independent of the danger of its being
stolen, it may be dislodged by its being
tossed about in offices and bags.
Then, again, look at the newspapers:
some days there are twenty-five thousand
First Engl. Reading Book.
put in the post, and, at times, as many as
fifty or sixty thousand; why, the newspapers
themselves are more than thirteen millions
in a year. All these letters and papers
amount to a large sum. How much do you
think? why, about a thousand pounds a day,
not reckoning Sundays, or three hundred
thousand pounds a year; latterly this sum
has increased to nearly seven times the
amount, owing to the recent regulations in
this department.
The great change which has taken place
in the plans of the Post Office is owing
to the grand regulation, that letters are
conveyed to any distance, in the United

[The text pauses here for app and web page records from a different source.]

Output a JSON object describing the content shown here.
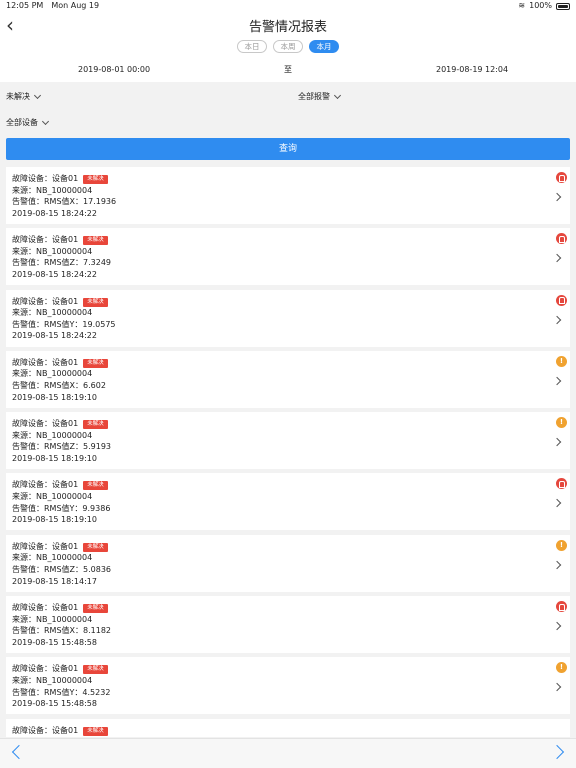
{
  "statusbar": {
    "time": "12:05 PM",
    "date": "Mon Aug 19",
    "battery": "100%"
  },
  "header": {
    "title": "告警情况报表",
    "back_icon": "chevron-left-icon"
  },
  "period_tabs": [
    {
      "label": "本日",
      "active": false
    },
    {
      "label": "本周",
      "active": false
    },
    {
      "label": "本月",
      "active": true
    }
  ],
  "date_range": {
    "start": "2019-08-01 00:00",
    "separator": "至",
    "end": "2019-08-19 12:04"
  },
  "filters": {
    "status": "未解决",
    "alarm_type": "全部报警",
    "device": "全部设备"
  },
  "query_button": "查询",
  "alarms": [
    {
      "device": "故障设备：设备01",
      "badge": "未解决",
      "source": "来源：NB_10000004",
      "value": "告警值：RMS值X：17.1936",
      "time": "2019-08-15 18:24:22",
      "level": "red"
    },
    {
      "device": "故障设备：设备01",
      "badge": "未解决",
      "source": "来源：NB_10000004",
      "value": "告警值：RMS值Z：7.3249",
      "time": "2019-08-15 18:24:22",
      "level": "red"
    },
    {
      "device": "故障设备：设备01",
      "badge": "未解决",
      "source": "来源：NB_10000004",
      "value": "告警值：RMS值Y：19.0575",
      "time": "2019-08-15 18:24:22",
      "level": "red"
    },
    {
      "device": "故障设备：设备01",
      "badge": "未解决",
      "source": "来源：NB_10000004",
      "value": "告警值：RMS值X：6.602",
      "time": "2019-08-15 18:19:10",
      "level": "orange"
    },
    {
      "device": "故障设备：设备01",
      "badge": "未解决",
      "source": "来源：NB_10000004",
      "value": "告警值：RMS值Z：5.9193",
      "time": "2019-08-15 18:19:10",
      "level": "orange"
    },
    {
      "device": "故障设备：设备01",
      "badge": "未解决",
      "source": "来源：NB_10000004",
      "value": "告警值：RMS值Y：9.9386",
      "time": "2019-08-15 18:19:10",
      "level": "red"
    },
    {
      "device": "故障设备：设备01",
      "badge": "未解决",
      "source": "来源：NB_10000004",
      "value": "告警值：RMS值Z：5.0836",
      "time": "2019-08-15 18:14:17",
      "level": "orange"
    },
    {
      "device": "故障设备：设备01",
      "badge": "未解决",
      "source": "来源：NB_10000004",
      "value": "告警值：RMS值X：8.1182",
      "time": "2019-08-15 15:48:58",
      "level": "red"
    },
    {
      "device": "故障设备：设备01",
      "badge": "未解决",
      "source": "来源：NB_10000004",
      "value": "告警值：RMS值Y：4.5232",
      "time": "2019-08-15 15:48:58",
      "level": "orange"
    },
    {
      "device": "故障设备：设备01",
      "badge": "未解决",
      "source": "",
      "value": "",
      "time": "",
      "level": ""
    }
  ],
  "colors": {
    "accent": "#2f8cf0",
    "badge": "#e8463a",
    "critical": "#e5473d",
    "warning": "#f0a230"
  }
}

Kingdom, for the postage of a single penny,
provided they do not exceed half an ounce
in weight. The advantage derived by the
public from the cheap postage is so great,
that many more letters are sent by post
than there were formerly, and the number
is increasing every year.
You must know that when the clock
strikes six at night, the Post Office holes
are shut, so that people who put letters
into the office after that hour pay one penny
more. I was in the Great Hall a little be-
fore six, and I never saw such a sight be-
fore. The place was filled with a mass of
people ail in motion, just like a mob, so
many people running to get their letters
in before the holes were closed. You may
think what a hurry-scurry there was, when
1 tell you that, besides all the letters, as
many as twenty thousand newspapers were
put into the post in less than a quarter of
an hour. Just as the clock struck the last
stroke, in a twinkling all the holes were shut.
One window, however, where they put in bags
of newspapers, would not go down close,
for it had caught one of the leathern bags.
The folks inside pulled, and the people
outside pushed at the bag. All this time
those who had newspapers to put in, kept
throwing them at the window. Sometimes
as many as twenty were flying in the air
at once, some went through the opening,
some dashed against the panes, and some
fell among the crowd, while the people
were all crushing , and cramming, and laugh-
ing, together.
Post Offices were first established hi
England about 1581 , but regulated by par-
liament and made general in 1656. The
Penny Post was set up in London and sub-
urbs, by one Murray, an upholsterer, in
1681. But it was reserved for Rowland
Hill, Esq., a gentleman of sound knowledge,
to give to the world the idea of a uniform
inland rate of postage of one penny per
half oimce, a plan which came into operation
10